Work item
Retype all the data word for word.
·····
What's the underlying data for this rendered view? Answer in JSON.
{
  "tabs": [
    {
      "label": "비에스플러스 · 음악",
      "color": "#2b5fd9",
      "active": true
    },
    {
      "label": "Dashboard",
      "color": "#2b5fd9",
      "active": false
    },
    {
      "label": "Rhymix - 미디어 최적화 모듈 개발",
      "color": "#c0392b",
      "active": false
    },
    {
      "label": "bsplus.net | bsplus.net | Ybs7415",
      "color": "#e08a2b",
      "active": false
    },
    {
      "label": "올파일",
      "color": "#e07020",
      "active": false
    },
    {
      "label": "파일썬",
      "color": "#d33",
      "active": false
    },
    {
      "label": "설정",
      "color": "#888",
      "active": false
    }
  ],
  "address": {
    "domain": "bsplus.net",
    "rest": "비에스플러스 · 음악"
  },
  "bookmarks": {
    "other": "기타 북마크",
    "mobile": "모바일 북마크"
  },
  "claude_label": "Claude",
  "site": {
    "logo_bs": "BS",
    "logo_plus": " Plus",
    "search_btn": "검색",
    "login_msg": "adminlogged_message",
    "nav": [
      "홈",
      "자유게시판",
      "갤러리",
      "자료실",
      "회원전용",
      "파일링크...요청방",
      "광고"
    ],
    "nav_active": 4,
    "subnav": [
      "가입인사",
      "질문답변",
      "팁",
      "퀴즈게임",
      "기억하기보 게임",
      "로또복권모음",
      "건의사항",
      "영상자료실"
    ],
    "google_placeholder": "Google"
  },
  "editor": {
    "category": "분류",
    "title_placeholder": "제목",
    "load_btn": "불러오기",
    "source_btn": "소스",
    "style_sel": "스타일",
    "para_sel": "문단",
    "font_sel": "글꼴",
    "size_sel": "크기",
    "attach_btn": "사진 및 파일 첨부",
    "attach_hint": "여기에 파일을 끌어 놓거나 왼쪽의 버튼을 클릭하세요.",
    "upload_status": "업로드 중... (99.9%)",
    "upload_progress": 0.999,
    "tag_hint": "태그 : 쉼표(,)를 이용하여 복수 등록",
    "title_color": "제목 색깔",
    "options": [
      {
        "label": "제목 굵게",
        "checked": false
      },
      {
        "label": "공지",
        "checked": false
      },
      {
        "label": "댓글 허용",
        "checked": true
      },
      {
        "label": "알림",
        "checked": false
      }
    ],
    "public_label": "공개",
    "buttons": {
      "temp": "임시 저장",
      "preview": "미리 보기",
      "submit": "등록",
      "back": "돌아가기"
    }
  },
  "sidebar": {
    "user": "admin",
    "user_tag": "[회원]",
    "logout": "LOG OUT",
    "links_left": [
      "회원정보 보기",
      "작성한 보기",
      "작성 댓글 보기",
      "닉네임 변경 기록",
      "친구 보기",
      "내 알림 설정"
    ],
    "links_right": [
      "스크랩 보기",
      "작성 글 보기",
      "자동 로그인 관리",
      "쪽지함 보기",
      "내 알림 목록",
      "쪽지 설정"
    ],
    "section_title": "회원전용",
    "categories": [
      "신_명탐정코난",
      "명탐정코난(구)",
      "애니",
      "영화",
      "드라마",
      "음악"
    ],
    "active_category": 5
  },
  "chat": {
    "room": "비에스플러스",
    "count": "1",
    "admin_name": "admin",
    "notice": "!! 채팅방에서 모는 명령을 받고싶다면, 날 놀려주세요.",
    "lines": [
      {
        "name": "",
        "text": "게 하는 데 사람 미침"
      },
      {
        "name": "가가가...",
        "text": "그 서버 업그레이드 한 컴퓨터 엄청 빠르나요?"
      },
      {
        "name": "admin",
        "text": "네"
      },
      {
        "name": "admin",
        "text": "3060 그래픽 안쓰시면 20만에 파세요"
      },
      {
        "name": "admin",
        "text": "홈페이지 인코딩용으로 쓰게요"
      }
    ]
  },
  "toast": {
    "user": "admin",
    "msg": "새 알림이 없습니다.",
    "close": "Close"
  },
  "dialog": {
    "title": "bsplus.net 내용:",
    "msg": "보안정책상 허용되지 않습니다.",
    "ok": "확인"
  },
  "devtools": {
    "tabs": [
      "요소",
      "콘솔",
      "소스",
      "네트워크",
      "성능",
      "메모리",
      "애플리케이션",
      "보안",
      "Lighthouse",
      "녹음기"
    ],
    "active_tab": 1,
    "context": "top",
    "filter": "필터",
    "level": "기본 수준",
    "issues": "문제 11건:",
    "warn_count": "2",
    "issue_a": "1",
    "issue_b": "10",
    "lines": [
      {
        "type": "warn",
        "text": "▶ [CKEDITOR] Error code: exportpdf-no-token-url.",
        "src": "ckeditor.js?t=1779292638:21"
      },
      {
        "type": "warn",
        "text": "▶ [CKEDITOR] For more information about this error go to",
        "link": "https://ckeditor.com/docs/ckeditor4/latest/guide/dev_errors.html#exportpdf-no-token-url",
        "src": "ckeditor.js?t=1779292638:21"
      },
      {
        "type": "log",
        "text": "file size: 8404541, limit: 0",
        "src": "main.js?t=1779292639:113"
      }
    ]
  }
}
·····
Exercise solution
What's the underlying data for this rendered view? Answer in JSON.
{
  "tabs": [
    {
      "label": "비에스플러스 · 음악",
      "color": "#2b5fd9",
      "active": true
    },
    {
      "label": "Dashboard",
      "color": "#2b5fd9",
      "active": false
    },
    {
      "label": "Rhymix - 미디어 최적화 모듈 개발",
      "color": "#c0392b",
      "active": false
    },
    {
      "label": "bsplus.net | bsplus.net | Ybs7415",
      "color": "#e08a2b",
      "active": false
    },
    {
      "label": "올파일",
      "color": "#e07020",
      "active": false
    },
    {
      "label": "파일썬",
      "color": "#d33",
      "active": false
    },
    {
      "label": "설정",
      "color": "#888",
      "active": false
    }
  ],
  "address": {
    "domain": "bsplus.net",
    "rest": "비에스플러스 · 음악"
  },
  "bookmarks": {
    "other": "기타 북마크",
    "mobile": "모바일 북마크"
  },
  "claude_label": "Claude",
  "site": {
    "logo_bs": "BS",
    "logo_plus": " Plus",
    "search_btn": "검색",
    "login_msg": "adminlogged_message",
    "nav": [
      "홈",
      "자유게시판",
      "갤러리",
      "자료실",
      "회원전용",
      "파일링크...요청방",
      "광고"
    ],
    "nav_active": 4,
    "subnav": [
      "가입인사",
      "질문답변",
      "팁",
      "퀴즈게임",
      "기억하기보 게임",
      "로또복권모음",
      "건의사항",
      "영상자료실"
    ],
    "google_placeholder": "Google"
  },
  "editor": {
    "category": "분류",
    "title_placeholder": "제목",
    "load_btn": "불러오기",
    "source_btn": "소스",
    "style_sel": "스타일",
    "para_sel": "문단",
    "font_sel": "글꼴",
    "size_sel": "크기",
    "attach_btn": "사진 및 파일 첨부",
    "attach_hint": "여기에 파일을 끌어 놓거나 왼쪽의 버튼을 클릭하세요.",
    "upload_status": "업로드 중... (99.9%)",
    "upload_progress": 0.999,
    "tag_hint": "태그 : 쉼표(,)를 이용하여 복수 등록",
    "title_color": "제목 색깔",
    "options": [
      {
        "label": "제목 굵게",
        "checked": false
      },
      {
        "label": "공지",
        "checked": false
      },
      {
        "label": "댓글 허용",
        "checked": true
      },
      {
        "label": "알림",
        "checked": false
      }
    ],
    "public_label": "공개",
    "buttons": {
      "temp": "임시 저장",
      "preview": "미리 보기",
      "submit": "등록",
      "back": "돌아가기"
    }
  },
  "sidebar": {
    "user": "admin",
    "user_tag": "[회원]",
    "logout": "LOG OUT",
    "links_left": [
      "회원정보 보기",
      "작성한 보기",
      "작성 댓글 보기",
      "닉네임 변경 기록",
      "친구 보기",
      "내 알림 설정"
    ],
    "links_right": [
      "스크랩 보기",
      "작성 글 보기",
      "자동 로그인 관리",
      "쪽지함 보기",
      "내 알림 목록",
      "쪽지 설정"
    ],
    "section_title": "회원전용",
    "categories": [
      "신_명탐정코난",
      "명탐정코난(구)",
      "애니",
      "영화",
      "드라마",
      "음악"
    ],
    "active_category": 5
  },
  "chat": {
    "room": "비에스플러스",
    "count": "1",
    "admin_name": "admin",
    "notice": "!! 채팅방에서 모는 명령을 받고싶다면, 날 놀려주세요.",
    "lines": [
      {
        "name": "",
        "text": "게 하는 데 사람 미침"
      },
      {
        "name": "가가가...",
        "text": "그 서버 업그레이드 한 컴퓨터 엄청 빠르나요?"
      },
      {
        "name": "admin",
        "text": "네"
      },
      {
        "name": "admin",
        "text": "3060 그래픽 안쓰시면 20만에 파세요"
      },
      {
        "name": "admin",
        "text": "홈페이지 인코딩용으로 쓰게요"
      }
    ]
  },
  "toast": {
    "user": "admin",
    "msg": "새 알림이 없습니다.",
    "close": "Close"
  },
  "dialog": {
    "title": "bsplus.net 내용:",
    "msg": "보안정책상 허용되지 않습니다.",
    "ok": "확인"
  },
  "devtools": {
    "tabs": [
      "요소",
      "콘솔",
      "소스",
      "네트워크",
      "성능",
      "메모리",
      "애플리케이션",
      "보안",
      "Lighthouse",
      "녹음기"
    ],
    "active_tab": 1,
    "context": "top",
    "filter": "필터",
    "level": "기본 수준",
    "issues": "문제 11건:",
    "warn_count": "2",
    "issue_a": "1",
    "issue_b": "10",
    "lines": [
      {
        "type": "warn",
        "text": "▶ [CKEDITOR] Error code: exportpdf-no-token-url.",
        "src": "ckeditor.js?t=1779292638:21"
      },
      {
        "type": "warn",
        "text": "▶ [CKEDITOR] For more information about this error go to",
        "link": "https://ckeditor.com/docs/ckeditor4/latest/guide/dev_errors.html#exportpdf-no-token-url",
        "src": "ckeditor.js?t=1779292638:21"
      },
      {
        "type": "log",
        "text": "file size: 8404541, limit: 0",
        "src": "main.js?t=1779292639:113"
      }
    ]
  }
}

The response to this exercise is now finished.